• Task goal:
Write out the full set of records exactly. Any pictures in them do not belong in the copy.

(Recorded data)
───
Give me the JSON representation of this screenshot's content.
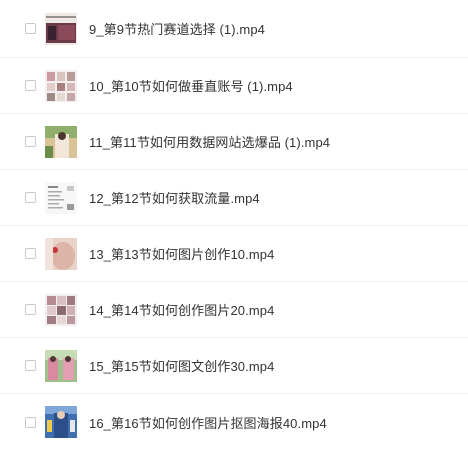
{
  "files": [
    {
      "name": "9_第9节热门赛道选择 (1).mp4",
      "thumbnail": "video-thumbnail"
    },
    {
      "name": "10_第10节如何做垂直账号 (1).mp4",
      "thumbnail": "video-thumbnail"
    },
    {
      "name": "11_第11节如何用数据网站选爆品 (1).mp4",
      "thumbnail": "video-thumbnail"
    },
    {
      "name": "12_第12节如何获取流量.mp4",
      "thumbnail": "video-thumbnail"
    },
    {
      "name": "13_第13节如何图片创作10.mp4",
      "thumbnail": "video-thumbnail"
    },
    {
      "name": "14_第14节如何创作图片20.mp4",
      "thumbnail": "video-thumbnail"
    },
    {
      "name": "15_第15节如何图文创作30.mp4",
      "thumbnail": "video-thumbnail"
    },
    {
      "name": "16_第16节如何创作图片抠图海报40.mp4",
      "thumbnail": "video-thumbnail"
    }
  ]
}
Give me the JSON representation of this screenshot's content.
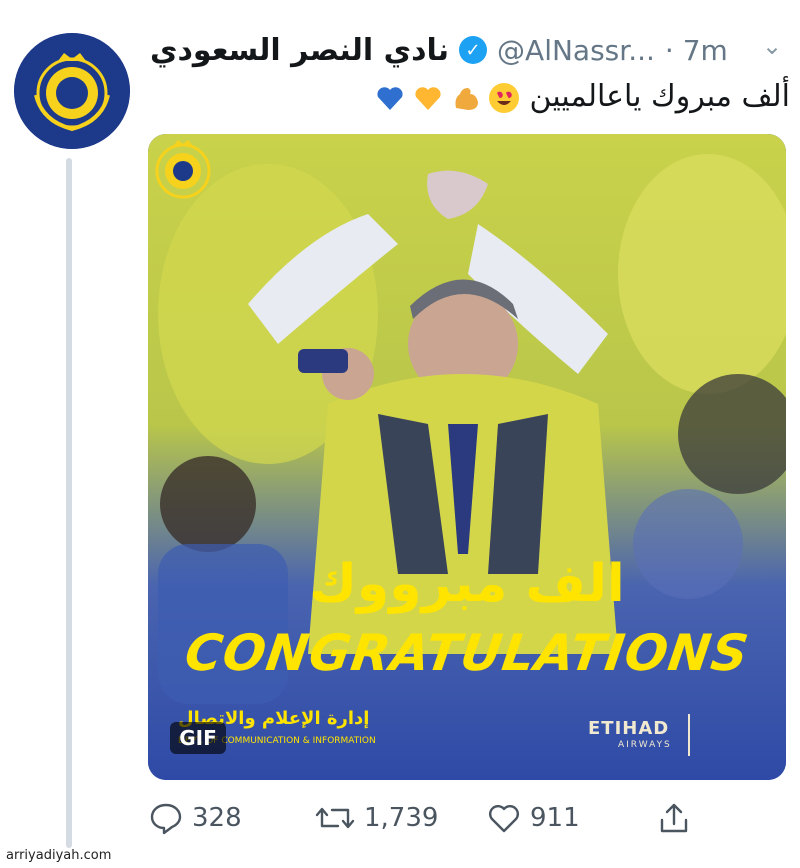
{
  "tweet": {
    "display_name": "نادي النصر السعودي",
    "handle": "@AlNassr...",
    "time": "· 7m",
    "text": "ألف مبروك ياعالميين",
    "emojis": [
      "heart-eyes",
      "flexed-biceps",
      "yellow-heart",
      "blue-heart"
    ]
  },
  "media": {
    "overlay_arabic": "الف مبرووك",
    "overlay_english": "CONGRATULATIONS",
    "footer_arabic": "إدارة الإعلام والاتصال",
    "footer_english": "DEPT. OF COMMUNICATION & INFORMATION",
    "sponsor": "ETIHAD",
    "sponsor_sub": "AIRWAYS",
    "badge": "GIF"
  },
  "actions": {
    "replies": "328",
    "retweets": "1,739",
    "likes": "911"
  },
  "watermark": "arriyadiyah.com",
  "colors": {
    "accent_yellow": "#ffe400",
    "club_blue": "#1d3a8a",
    "verified_blue": "#1da1f2"
  }
}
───
• Task solution:
Give me the JSON representation of this screenshot's content.
{
  "files": [
    {
      "name": "9_第9节热门赛道选择 (1).mp4",
      "thumbnail": "video-thumbnail"
    },
    {
      "name": "10_第10节如何做垂直账号 (1).mp4",
      "thumbnail": "video-thumbnail"
    },
    {
      "name": "11_第11节如何用数据网站选爆品 (1).mp4",
      "thumbnail": "video-thumbnail"
    },
    {
      "name": "12_第12节如何获取流量.mp4",
      "thumbnail": "video-thumbnail"
    },
    {
      "name": "13_第13节如何图片创作10.mp4",
      "thumbnail": "video-thumbnail"
    },
    {
      "name": "14_第14节如何创作图片20.mp4",
      "thumbnail": "video-thumbnail"
    },
    {
      "name": "15_第15节如何图文创作30.mp4",
      "thumbnail": "video-thumbnail"
    },
    {
      "name": "16_第16节如何创作图片抠图海报40.mp4",
      "thumbnail": "video-thumbnail"
    }
  ]
}
Give me the JSON representation of this screenshot's content.
{
  "tweet": {
    "display_name": "نادي النصر السعودي",
    "handle": "@AlNassr...",
    "time": "· 7m",
    "text": "ألف مبروك ياعالميين",
    "emojis": [
      "heart-eyes",
      "flexed-biceps",
      "yellow-heart",
      "blue-heart"
    ]
  },
  "media": {
    "overlay_arabic": "الف مبرووك",
    "overlay_english": "CONGRATULATIONS",
    "footer_arabic": "إدارة الإعلام والاتصال",
    "footer_english": "DEPT. OF COMMUNICATION & INFORMATION",
    "sponsor": "ETIHAD",
    "sponsor_sub": "AIRWAYS",
    "badge": "GIF"
  },
  "actions": {
    "replies": "328",
    "retweets": "1,739",
    "likes": "911"
  },
  "watermark": "arriyadiyah.com",
  "colors": {
    "accent_yellow": "#ffe400",
    "club_blue": "#1d3a8a",
    "verified_blue": "#1da1f2"
  }
}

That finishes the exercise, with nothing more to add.